DIY is all the rage, and for good reason. (It's so deeply satisfying to look at your creations and know that you did it!) But the realm of design is more complex than it appears at first glance. And while making these branding mistakes isn't the end of the world, it will result in missing opportunities to connect and streamline your operations and marketing.
Don't worry, though! It's completely avoidable. Read on for my advice on how to maximize what you're doing and avoid the branding mistakes that kill your momentum.
What do I mean by framework? Well, it's all the stuff that informs your strategy.
It's like you're heading out on a road trip. How do you know what to pack, or which direction to head, if you haven't yet decided where you want to go, or what you want to do when you get there?
It's the same thing with brand design and strategy. How do you know what your strategy should be, if you've never identified your goals, values, etc.?
So this includes things like your brand values, as well as your brand's vibe and voice. It should also take into account your target audience, what they need to see and hear, what they most need help with, and how you can deliver that so it reaches them most effectively.
No framework, no mission = no brand and frankly, no idea what you're doing. (I love you, but it must be said. This is one of the most basic branding mistakes I see!)
> > > If you want to do some more work on identifying your brands values, I created this post here to help get you started!
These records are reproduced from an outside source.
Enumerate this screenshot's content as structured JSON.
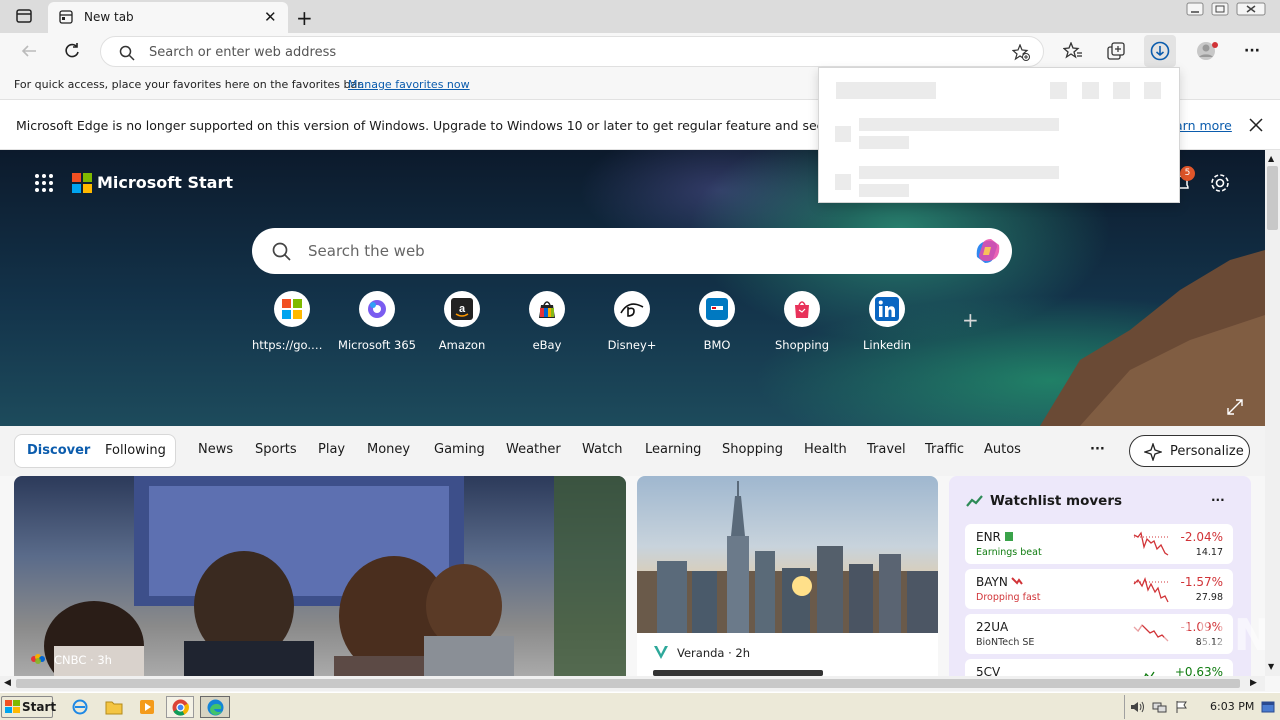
{
  "browser": {
    "tab": {
      "title": "New tab"
    },
    "address": {
      "placeholder": "Search or enter web address"
    },
    "favorites_bar": {
      "message": "For quick access, place your favorites here on the favorites bar.",
      "link": "Manage favorites now"
    },
    "info_bar": {
      "message": "Microsoft Edge is no longer supported on this version of Windows. Upgrade to Windows 10 or later to get regular feature and security u",
      "learn_more": "arn more"
    }
  },
  "start_page": {
    "brand": "Microsoft Start",
    "notification_count": "5",
    "search_placeholder": "Search the web",
    "quick_links": [
      {
        "label": "https://go.m...",
        "icon": "microsoft-logo-icon"
      },
      {
        "label": "Microsoft 365",
        "icon": "microsoft-365-icon"
      },
      {
        "label": "Amazon",
        "icon": "amazon-icon"
      },
      {
        "label": "eBay",
        "icon": "ebay-icon"
      },
      {
        "label": "Disney+",
        "icon": "disney-plus-icon"
      },
      {
        "label": "BMO",
        "icon": "bmo-icon"
      },
      {
        "label": "Shopping",
        "icon": "shopping-bag-icon"
      },
      {
        "label": "Linkedin",
        "icon": "linkedin-icon"
      }
    ],
    "feed_tabs": {
      "discover": "Discover",
      "following": "Following"
    },
    "categories": [
      "News",
      "Sports",
      "Play",
      "Money",
      "Gaming",
      "Weather",
      "Watch",
      "Learning",
      "Shopping",
      "Health",
      "Travel",
      "Traffic",
      "Autos"
    ],
    "more": "···",
    "personalize": "Personalize",
    "main_card": {
      "source": "CNBC · 3h"
    },
    "mid_card": {
      "source": "Veranda · 2h"
    },
    "watchlist": {
      "title": "Watchlist movers",
      "more": "···",
      "rows": [
        {
          "symbol": "ENR",
          "subtitle": "Earnings beat",
          "change": "-2.04%",
          "price": "14.17",
          "subtitle_color": "#107c10"
        },
        {
          "symbol": "BAYN",
          "subtitle": "Dropping fast",
          "change": "-1.57%",
          "price": "27.98",
          "subtitle_color": "#d13438"
        },
        {
          "symbol": "22UA",
          "subtitle": "BioNTech SE",
          "change": "-1.09%",
          "price": "85.12",
          "subtitle_color": "#333333"
        },
        {
          "symbol": "5CV",
          "subtitle": "",
          "change": "+0.63%",
          "price": "",
          "subtitle_color": "#333333"
        }
      ]
    }
  },
  "taskbar": {
    "start": "Start",
    "clock": "6:03 PM"
  },
  "watermark": "ANY.RUN",
  "colors": {
    "accent": "#0b5cad",
    "negative": "#d13438",
    "positive": "#107c10"
  }
}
Your business is not actually about you. This is one of the most common (and easily preventable) branding mistakes!
You do know that, right? Your business does not exist to make you feel good, or to be the baby upon which you can project all of your own dreams and wishes.
It's a vehicle for expression, yes, and you should feel good about it. But it really exists to serve others and to contribute something to the collective.
And if you can't reach the collective, you can't serve them and make the impact you're supposed to.
So you need to take into account what kinds of visuals speak to them, help make the connection, and most of all, reinforce visually all of the things your brand stands for.
All of this should inform the colors you choose, the overall style and aesthetic you aim for, the typefaces you choose, and the design elements you use on your website, your graphics, social marketing materials, and online content.
You should like it, too, of course. But it's less about you and your feelings. It's more about what is going to communicate the right things to the right people. (That's all branding really is! It's communication.)
When most people think of rebranding, they think it means making changes to their brand's visuals alone.
That's definitely part of it, but it's really an oversimplification.
Your brand should be evolving over time and as the needs of your clients shift and expand along the way. Your strategies may evolve, and you may start taking your brand's visuals in a slightly different direction than what you'd originally established.
That's all totally fine! But it's not necessarily a rebrand. At least, not in the "tear it all down and rebuild" sense that the word "rebrand" implies.
That is not something to take lightly! We're talking the equivalent of a total demolition of the old, and construction of something new. It's not something you do when you're bored with your visuals or wondering why your social media posts aren't converting.
The alternatives here include a brand refresh, where you're updating elements, especially visual pieces, but the feel and identity remain largely the same. Especially if your strategies have since changed. Any time your strategies shift, there's a chance you may need to revisit the visual expression to make sure they're all still connecting and communicating the same things.
And the other option is to leave it alone, which still isn't really doing nothing, exactly. (Because, as I've stated, your brand should always be evolving anyway!) But with the choice to hold steady with your brand, you're allowing things to evolve and change more naturally over a longer period of time. The changes you make are smaller things that still align with your original goals and strategies.
The last option, obviously, is least likely to confuse your audience, assuming that you have decent strategies and visuals in place to begin with.
I think we often underestimate the power of just being in our own energy, owning it entirely, and holding the standard and the vision for ourselves and our brand.
That kind of stability and consistency is key when establishing expectations and brand recognition. You never know who's silently admiring what you do and trying to figure out how they can work with you.
If you get restless or frustrated and abandon it too early because you can't yet see the payoff, you may end up sacrificing things you actually really wanted. This is probably the most killer of all the branding mistakes one could make. In other words, that shift could end up attracting some people who are drawn in by the superficial, all while losing those A+ potential clients that were completely on board with you and your brand to begin with.
A lot of faith and a little patience goes a long way, is all I'm saying.
Even if it looks "pretty good" to you, without intentional design that prioritizes the right messages (and to the right people), I guarantee you are missing opportunities to find your people, connect with them, and entice them to buy from you (at the price points you set).
Branding based on a comprehensive vision keeps you focused on your own goals. It keeps you ahead of things and doesn't put you in a place of having to be reactive.
Your brand vision should truly be your own, not just a response to everything around you.
Branding allows you to set the energy for the whole experience--which is exactly what your job is, as the leader and visionary for the entire thing.
So set it intentionally, and maximize your impact--and the happiness you feel, working in your own soul-led brand.